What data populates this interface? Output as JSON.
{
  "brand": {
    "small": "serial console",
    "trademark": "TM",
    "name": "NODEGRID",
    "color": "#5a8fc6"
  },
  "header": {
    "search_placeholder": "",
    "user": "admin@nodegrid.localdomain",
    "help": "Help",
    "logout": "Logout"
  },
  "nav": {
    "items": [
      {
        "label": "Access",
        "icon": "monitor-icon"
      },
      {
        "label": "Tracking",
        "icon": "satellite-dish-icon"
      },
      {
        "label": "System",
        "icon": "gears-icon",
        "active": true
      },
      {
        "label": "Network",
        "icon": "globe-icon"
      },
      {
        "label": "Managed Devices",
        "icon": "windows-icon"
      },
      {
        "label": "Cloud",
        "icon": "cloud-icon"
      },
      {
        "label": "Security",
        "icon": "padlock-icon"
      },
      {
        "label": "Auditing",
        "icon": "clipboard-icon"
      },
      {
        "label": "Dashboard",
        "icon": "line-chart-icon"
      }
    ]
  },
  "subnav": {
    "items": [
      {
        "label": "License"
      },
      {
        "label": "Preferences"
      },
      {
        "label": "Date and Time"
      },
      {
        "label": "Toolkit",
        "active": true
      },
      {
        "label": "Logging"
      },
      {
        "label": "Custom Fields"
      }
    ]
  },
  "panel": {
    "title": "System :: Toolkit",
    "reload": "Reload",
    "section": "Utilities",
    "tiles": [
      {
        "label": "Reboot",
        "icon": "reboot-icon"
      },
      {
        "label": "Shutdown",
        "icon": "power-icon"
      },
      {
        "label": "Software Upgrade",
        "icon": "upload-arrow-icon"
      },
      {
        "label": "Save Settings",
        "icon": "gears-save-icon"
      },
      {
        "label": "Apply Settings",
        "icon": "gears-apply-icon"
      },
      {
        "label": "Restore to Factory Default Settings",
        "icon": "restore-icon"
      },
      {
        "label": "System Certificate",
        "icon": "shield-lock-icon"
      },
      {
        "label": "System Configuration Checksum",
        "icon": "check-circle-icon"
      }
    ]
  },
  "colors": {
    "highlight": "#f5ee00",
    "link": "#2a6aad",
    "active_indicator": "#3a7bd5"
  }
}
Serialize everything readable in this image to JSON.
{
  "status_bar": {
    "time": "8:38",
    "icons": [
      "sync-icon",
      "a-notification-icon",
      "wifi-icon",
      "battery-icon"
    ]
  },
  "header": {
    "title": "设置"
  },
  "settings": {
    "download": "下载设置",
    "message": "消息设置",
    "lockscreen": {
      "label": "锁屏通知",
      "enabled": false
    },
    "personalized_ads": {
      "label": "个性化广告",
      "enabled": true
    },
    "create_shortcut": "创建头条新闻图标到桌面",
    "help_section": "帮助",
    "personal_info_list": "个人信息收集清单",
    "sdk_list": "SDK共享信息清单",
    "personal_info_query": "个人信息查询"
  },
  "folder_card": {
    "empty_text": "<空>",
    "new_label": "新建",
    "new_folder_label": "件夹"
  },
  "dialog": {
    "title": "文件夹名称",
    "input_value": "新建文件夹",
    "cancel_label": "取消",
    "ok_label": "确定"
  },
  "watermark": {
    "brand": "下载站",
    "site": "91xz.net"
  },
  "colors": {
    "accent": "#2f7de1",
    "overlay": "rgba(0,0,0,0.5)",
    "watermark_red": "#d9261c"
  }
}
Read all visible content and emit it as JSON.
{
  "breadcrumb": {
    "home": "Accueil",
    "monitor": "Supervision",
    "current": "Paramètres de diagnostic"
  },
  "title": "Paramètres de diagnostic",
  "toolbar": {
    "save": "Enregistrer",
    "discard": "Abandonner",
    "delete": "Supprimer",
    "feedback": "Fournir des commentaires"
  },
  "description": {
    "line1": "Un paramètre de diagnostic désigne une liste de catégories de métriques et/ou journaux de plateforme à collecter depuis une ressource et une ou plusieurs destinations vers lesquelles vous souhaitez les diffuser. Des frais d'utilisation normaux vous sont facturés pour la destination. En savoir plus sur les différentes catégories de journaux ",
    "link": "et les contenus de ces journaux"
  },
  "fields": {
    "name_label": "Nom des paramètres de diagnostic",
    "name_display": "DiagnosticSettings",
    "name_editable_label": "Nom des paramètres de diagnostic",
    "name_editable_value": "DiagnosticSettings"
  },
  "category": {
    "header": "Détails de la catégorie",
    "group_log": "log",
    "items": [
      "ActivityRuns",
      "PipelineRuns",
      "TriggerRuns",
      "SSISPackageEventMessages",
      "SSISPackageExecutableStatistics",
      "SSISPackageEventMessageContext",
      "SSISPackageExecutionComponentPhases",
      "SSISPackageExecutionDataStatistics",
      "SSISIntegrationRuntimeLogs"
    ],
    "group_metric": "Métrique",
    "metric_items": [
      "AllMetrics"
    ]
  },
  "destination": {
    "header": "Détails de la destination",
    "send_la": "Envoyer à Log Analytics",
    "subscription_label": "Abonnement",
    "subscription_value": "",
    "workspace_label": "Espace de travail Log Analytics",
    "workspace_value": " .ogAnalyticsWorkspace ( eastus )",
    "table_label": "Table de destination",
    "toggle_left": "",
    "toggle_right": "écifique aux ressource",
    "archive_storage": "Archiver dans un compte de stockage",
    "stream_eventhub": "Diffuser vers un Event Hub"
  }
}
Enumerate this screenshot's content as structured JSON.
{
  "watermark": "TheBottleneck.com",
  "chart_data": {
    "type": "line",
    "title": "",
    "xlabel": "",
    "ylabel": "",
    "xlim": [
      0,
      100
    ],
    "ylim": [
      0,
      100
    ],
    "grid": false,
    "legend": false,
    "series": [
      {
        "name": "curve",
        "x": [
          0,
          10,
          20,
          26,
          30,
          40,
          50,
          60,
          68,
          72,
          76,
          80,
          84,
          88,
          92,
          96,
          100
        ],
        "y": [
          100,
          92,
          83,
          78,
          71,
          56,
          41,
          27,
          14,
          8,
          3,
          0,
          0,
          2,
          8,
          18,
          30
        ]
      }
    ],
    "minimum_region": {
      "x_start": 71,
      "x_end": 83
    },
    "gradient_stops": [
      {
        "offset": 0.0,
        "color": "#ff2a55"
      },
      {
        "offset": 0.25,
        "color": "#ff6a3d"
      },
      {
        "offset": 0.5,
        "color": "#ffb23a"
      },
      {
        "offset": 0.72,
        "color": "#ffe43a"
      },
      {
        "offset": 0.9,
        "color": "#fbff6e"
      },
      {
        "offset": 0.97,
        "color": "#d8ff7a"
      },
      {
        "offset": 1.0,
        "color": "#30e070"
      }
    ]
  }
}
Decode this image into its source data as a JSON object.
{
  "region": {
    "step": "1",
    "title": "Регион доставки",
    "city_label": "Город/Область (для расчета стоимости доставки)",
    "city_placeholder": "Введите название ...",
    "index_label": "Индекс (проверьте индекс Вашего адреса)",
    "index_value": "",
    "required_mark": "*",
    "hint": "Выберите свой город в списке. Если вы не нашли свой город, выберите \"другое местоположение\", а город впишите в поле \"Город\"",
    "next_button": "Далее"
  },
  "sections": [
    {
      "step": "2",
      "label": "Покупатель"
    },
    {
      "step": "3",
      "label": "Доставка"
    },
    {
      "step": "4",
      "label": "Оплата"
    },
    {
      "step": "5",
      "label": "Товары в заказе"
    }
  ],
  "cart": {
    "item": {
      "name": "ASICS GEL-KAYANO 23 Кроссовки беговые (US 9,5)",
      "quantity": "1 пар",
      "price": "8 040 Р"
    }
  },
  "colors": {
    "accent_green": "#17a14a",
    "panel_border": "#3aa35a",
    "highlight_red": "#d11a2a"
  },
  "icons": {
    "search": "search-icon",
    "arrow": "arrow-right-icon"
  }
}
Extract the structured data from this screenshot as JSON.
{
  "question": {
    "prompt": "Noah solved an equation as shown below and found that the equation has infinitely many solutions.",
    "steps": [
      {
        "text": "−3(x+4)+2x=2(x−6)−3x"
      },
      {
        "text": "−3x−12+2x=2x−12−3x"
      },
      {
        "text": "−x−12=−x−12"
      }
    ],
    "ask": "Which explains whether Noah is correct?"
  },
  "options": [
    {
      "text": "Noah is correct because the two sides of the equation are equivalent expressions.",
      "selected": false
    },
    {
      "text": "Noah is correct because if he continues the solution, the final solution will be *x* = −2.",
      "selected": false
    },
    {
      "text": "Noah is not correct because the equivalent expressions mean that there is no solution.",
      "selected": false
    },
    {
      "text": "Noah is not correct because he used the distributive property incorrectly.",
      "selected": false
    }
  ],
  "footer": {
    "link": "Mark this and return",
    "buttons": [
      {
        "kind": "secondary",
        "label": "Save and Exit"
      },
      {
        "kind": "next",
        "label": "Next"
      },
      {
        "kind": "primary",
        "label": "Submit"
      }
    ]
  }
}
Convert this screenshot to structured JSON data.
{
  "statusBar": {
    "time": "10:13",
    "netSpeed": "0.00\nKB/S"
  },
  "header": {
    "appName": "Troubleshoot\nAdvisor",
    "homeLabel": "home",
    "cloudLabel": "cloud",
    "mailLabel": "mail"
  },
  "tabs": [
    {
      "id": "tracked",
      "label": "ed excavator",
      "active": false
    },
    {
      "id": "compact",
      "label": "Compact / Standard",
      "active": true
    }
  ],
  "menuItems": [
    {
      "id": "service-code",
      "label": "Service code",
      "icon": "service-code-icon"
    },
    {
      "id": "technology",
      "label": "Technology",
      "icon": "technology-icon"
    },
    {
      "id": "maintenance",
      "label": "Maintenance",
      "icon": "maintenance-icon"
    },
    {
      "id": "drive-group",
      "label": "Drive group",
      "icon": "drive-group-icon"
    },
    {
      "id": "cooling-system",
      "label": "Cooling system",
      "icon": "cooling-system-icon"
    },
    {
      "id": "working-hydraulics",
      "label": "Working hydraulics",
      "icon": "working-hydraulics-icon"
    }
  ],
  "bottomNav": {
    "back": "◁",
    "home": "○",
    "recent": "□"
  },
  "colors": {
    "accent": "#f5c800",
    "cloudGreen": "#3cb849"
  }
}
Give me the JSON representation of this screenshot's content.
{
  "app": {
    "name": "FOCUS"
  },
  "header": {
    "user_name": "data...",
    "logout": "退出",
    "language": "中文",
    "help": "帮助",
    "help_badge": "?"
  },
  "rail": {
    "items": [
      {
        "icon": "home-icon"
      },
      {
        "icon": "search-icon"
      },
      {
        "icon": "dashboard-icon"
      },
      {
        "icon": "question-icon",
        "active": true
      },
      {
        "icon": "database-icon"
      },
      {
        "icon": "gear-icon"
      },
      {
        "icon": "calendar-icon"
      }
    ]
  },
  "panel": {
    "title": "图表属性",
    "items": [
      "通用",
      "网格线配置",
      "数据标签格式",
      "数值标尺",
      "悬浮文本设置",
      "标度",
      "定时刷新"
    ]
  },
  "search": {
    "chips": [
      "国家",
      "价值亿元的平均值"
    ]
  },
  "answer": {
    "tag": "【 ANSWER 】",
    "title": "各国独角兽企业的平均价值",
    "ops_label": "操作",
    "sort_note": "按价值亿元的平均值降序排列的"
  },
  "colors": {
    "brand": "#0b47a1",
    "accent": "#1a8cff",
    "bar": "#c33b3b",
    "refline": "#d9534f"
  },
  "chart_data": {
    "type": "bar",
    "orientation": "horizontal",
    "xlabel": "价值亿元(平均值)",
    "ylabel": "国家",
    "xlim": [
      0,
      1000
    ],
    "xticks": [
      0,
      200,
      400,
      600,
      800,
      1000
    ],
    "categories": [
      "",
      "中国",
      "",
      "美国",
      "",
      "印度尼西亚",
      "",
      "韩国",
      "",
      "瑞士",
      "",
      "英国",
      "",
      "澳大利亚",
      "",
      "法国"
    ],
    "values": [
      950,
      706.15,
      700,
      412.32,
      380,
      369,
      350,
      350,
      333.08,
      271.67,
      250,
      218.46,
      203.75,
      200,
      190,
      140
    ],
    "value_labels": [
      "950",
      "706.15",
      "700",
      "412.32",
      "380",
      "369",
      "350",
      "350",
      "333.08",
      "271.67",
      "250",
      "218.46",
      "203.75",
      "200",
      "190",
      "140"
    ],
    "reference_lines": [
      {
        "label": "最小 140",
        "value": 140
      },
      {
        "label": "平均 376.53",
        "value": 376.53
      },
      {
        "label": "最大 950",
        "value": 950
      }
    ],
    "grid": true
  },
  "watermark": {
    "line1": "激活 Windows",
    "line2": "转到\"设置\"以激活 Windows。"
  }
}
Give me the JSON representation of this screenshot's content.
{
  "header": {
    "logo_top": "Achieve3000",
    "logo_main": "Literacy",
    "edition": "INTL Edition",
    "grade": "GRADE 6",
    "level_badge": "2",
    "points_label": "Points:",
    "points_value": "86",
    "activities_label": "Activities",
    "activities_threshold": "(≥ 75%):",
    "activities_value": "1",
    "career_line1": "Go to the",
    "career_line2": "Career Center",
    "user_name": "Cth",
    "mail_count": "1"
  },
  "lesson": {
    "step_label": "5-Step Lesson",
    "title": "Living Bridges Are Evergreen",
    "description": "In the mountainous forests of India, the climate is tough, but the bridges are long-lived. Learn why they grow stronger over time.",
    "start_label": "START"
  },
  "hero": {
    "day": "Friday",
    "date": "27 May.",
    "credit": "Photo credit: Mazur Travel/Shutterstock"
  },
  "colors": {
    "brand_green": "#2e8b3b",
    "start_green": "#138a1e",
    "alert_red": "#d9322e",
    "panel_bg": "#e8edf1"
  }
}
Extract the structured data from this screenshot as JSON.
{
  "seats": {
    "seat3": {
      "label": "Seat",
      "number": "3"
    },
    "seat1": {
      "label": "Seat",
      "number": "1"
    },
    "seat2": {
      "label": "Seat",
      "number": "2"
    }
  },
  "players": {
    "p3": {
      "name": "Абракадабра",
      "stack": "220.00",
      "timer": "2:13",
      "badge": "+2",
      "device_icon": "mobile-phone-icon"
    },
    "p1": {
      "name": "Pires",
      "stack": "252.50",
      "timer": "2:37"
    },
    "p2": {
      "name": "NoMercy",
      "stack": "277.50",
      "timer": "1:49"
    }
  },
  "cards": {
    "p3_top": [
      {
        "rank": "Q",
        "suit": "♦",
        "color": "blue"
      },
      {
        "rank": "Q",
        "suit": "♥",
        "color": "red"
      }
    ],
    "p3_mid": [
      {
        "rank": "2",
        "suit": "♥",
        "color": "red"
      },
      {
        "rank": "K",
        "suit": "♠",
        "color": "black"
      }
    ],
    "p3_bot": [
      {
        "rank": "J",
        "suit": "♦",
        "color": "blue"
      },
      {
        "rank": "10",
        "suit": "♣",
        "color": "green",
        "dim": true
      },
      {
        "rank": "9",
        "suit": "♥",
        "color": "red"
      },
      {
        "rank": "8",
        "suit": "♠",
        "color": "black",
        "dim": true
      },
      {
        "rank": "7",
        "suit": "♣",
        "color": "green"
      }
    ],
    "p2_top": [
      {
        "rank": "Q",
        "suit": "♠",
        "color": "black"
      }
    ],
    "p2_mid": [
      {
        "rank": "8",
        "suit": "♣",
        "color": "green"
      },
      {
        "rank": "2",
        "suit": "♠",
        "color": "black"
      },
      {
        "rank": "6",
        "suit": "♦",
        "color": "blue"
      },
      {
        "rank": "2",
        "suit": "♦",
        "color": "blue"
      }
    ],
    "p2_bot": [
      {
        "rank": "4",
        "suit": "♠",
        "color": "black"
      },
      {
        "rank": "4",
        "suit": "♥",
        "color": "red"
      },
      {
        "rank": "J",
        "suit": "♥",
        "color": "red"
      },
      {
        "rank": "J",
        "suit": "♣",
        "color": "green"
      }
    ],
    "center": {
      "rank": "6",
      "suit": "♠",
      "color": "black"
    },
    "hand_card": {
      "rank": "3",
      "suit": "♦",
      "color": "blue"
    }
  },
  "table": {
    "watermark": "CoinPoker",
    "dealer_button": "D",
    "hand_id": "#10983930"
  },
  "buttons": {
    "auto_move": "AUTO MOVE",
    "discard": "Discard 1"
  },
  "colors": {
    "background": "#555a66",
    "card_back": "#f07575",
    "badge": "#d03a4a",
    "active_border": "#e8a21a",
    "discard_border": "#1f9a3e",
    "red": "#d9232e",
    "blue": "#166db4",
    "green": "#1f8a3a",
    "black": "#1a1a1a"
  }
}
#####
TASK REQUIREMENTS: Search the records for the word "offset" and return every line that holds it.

OUTPUT FOR THIS EXERCISE:
        "offset": 0.0,
        "offset": 0.25,
        "offset": 0.5,
        "offset": 0.72,
        "offset": 0.9,
        "offset": 0.97,
        "offset": 1.0,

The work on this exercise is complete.